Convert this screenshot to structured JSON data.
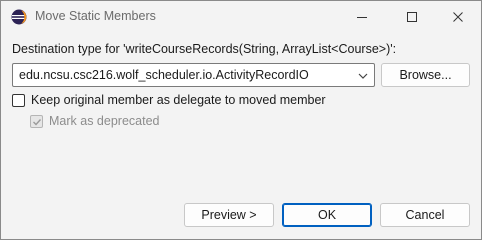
{
  "window": {
    "title": "Move Static Members"
  },
  "dialog": {
    "destination_label": "Destination type for 'writeCourseRecords(String, ArrayList<Course>)':",
    "destination_value": "edu.ncsu.csc216.wolf_scheduler.io.ActivityRecordIO",
    "browse_label": "Browse...",
    "keep_delegate_label": "Keep original member as delegate to moved member",
    "keep_delegate_checked": false,
    "mark_deprecated_label": "Mark as deprecated",
    "mark_deprecated_checked": true,
    "mark_deprecated_enabled": false
  },
  "buttons": {
    "preview_label": "Preview >",
    "ok_label": "OK",
    "cancel_label": "Cancel"
  },
  "icons": {
    "app": "eclipse-icon",
    "minimize": "minimize-icon",
    "maximize": "maximize-icon",
    "close": "close-icon",
    "dropdown": "chevron-down-icon",
    "check": "checkmark-icon"
  },
  "colors": {
    "default_button_border": "#0060c0",
    "eclipse_purple": "#2c2255",
    "eclipse_orange": "#f7941e"
  }
}
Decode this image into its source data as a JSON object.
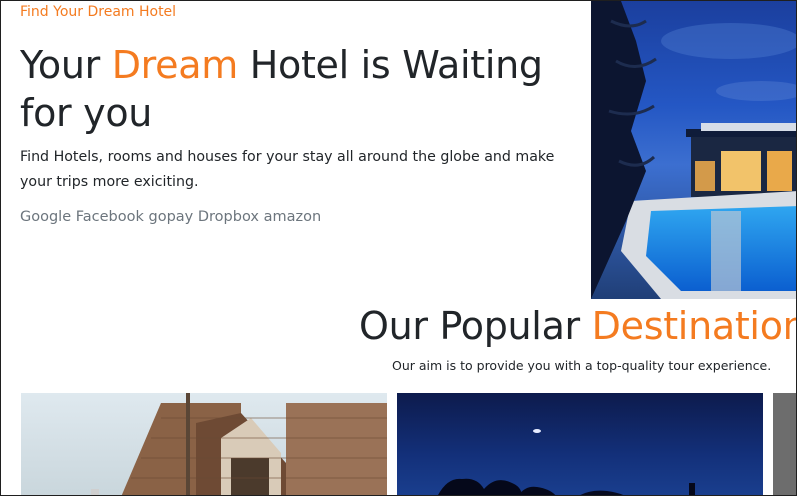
{
  "hero": {
    "eyebrow": "Find Your Dream Hotel",
    "title_pre": "Your ",
    "title_accent": "Dream",
    "title_post": " Hotel is Waiting for you",
    "description": "Find Hotels, rooms and houses for your stay all around the globe and make your trips more exiciting.",
    "brands": [
      "Google",
      "Facebook",
      "gopay",
      "Dropbox",
      "amazon"
    ]
  },
  "popular": {
    "title_pre": "Our Popular ",
    "title_accent": "Destination",
    "subtitle": "Our aim is to provide you with a top-quality tour experience."
  },
  "colors": {
    "accent": "#f47b20",
    "text": "#212529",
    "muted": "#6c757d"
  }
}
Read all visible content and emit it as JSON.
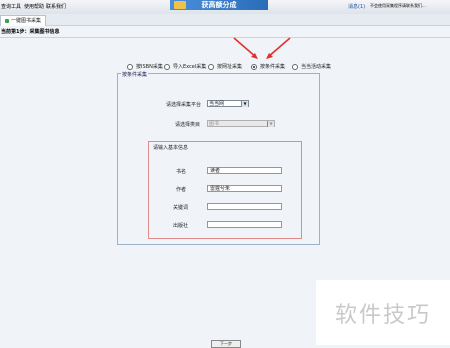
{
  "toolbar": {
    "items": [
      "查询工具",
      "使用帮助",
      "联系我们"
    ],
    "banner_text": "获高额分成",
    "right_link": "消息(1)",
    "right_text": "不会使用采集程序请联系我们..."
  },
  "tab": {
    "label": "一键图书采集"
  },
  "breadcrumb": "当前第1步：采集图书信息",
  "modes": [
    {
      "label": "按ISBN采集",
      "selected": false
    },
    {
      "label": "导入Excel采集",
      "selected": false
    },
    {
      "label": "按网址采集",
      "selected": false
    },
    {
      "label": "按条件采集",
      "selected": true
    },
    {
      "label": "当当活动采集",
      "selected": false
    }
  ],
  "panel": {
    "legend": "按条件采集",
    "platform_label": "请选择采集平台",
    "platform_value": "当当网",
    "category_label": "请选择类目",
    "category_value": "图书",
    "basic_title": "请输入基本信息",
    "fields": [
      {
        "label": "书名",
        "value": "读者"
      },
      {
        "label": "作者",
        "value": "雷霆兮朱"
      },
      {
        "label": "关键词",
        "value": ""
      },
      {
        "label": "出版社",
        "value": ""
      }
    ]
  },
  "next_label": "下一步",
  "watermark": "软件技巧",
  "colors": {
    "arrow": "#e0322a",
    "basic_border": "#e08a8a"
  }
}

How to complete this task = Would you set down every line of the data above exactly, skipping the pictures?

The answer =
Convert this screenshot to structured JSON data.
{
  "window": {
    "title": "Move Static Members"
  },
  "dialog": {
    "destination_label": "Destination type for 'writeCourseRecords(String, ArrayList<Course>)':",
    "destination_value": "edu.ncsu.csc216.wolf_scheduler.io.ActivityRecordIO",
    "browse_label": "Browse...",
    "keep_delegate_label": "Keep original member as delegate to moved member",
    "keep_delegate_checked": false,
    "mark_deprecated_label": "Mark as deprecated",
    "mark_deprecated_checked": true,
    "mark_deprecated_enabled": false
  },
  "buttons": {
    "preview_label": "Preview >",
    "ok_label": "OK",
    "cancel_label": "Cancel"
  },
  "icons": {
    "app": "eclipse-icon",
    "minimize": "minimize-icon",
    "maximize": "maximize-icon",
    "close": "close-icon",
    "dropdown": "chevron-down-icon",
    "check": "checkmark-icon"
  },
  "colors": {
    "default_button_border": "#0060c0",
    "eclipse_purple": "#2c2255",
    "eclipse_orange": "#f7941e"
  }
}
Decode this image into its source data as a JSON object.
{
  "hero": {
    "eyebrow": "Find Your Dream Hotel",
    "title_pre": "Your ",
    "title_accent": "Dream",
    "title_post": " Hotel is Waiting for you",
    "description": "Find Hotels, rooms and houses for your stay all around the globe and make your trips more exiciting.",
    "brands": [
      "Google",
      "Facebook",
      "gopay",
      "Dropbox",
      "amazon"
    ]
  },
  "popular": {
    "title_pre": "Our Popular ",
    "title_accent": "Destination",
    "subtitle": "Our aim is to provide you with a top-quality tour experience."
  },
  "colors": {
    "accent": "#f47b20",
    "text": "#212529",
    "muted": "#6c757d"
  }
}
Read all visible content and emit it as JSON.
{
  "toolbar": {
    "items": [
      "查询工具",
      "使用帮助",
      "联系我们"
    ],
    "banner_text": "获高额分成",
    "right_link": "消息(1)",
    "right_text": "不会使用采集程序请联系我们..."
  },
  "tab": {
    "label": "一键图书采集"
  },
  "breadcrumb": "当前第1步：采集图书信息",
  "modes": [
    {
      "label": "按ISBN采集",
      "selected": false
    },
    {
      "label": "导入Excel采集",
      "selected": false
    },
    {
      "label": "按网址采集",
      "selected": false
    },
    {
      "label": "按条件采集",
      "selected": true
    },
    {
      "label": "当当活动采集",
      "selected": false
    }
  ],
  "panel": {
    "legend": "按条件采集",
    "platform_label": "请选择采集平台",
    "platform_value": "当当网",
    "category_label": "请选择类目",
    "category_value": "图书",
    "basic_title": "请输入基本信息",
    "fields": [
      {
        "label": "书名",
        "value": "读者"
      },
      {
        "label": "作者",
        "value": "雷霆兮朱"
      },
      {
        "label": "关键词",
        "value": ""
      },
      {
        "label": "出版社",
        "value": ""
      }
    ]
  },
  "next_label": "下一步",
  "watermark": "软件技巧",
  "colors": {
    "arrow": "#e0322a",
    "basic_border": "#e08a8a"
  }
}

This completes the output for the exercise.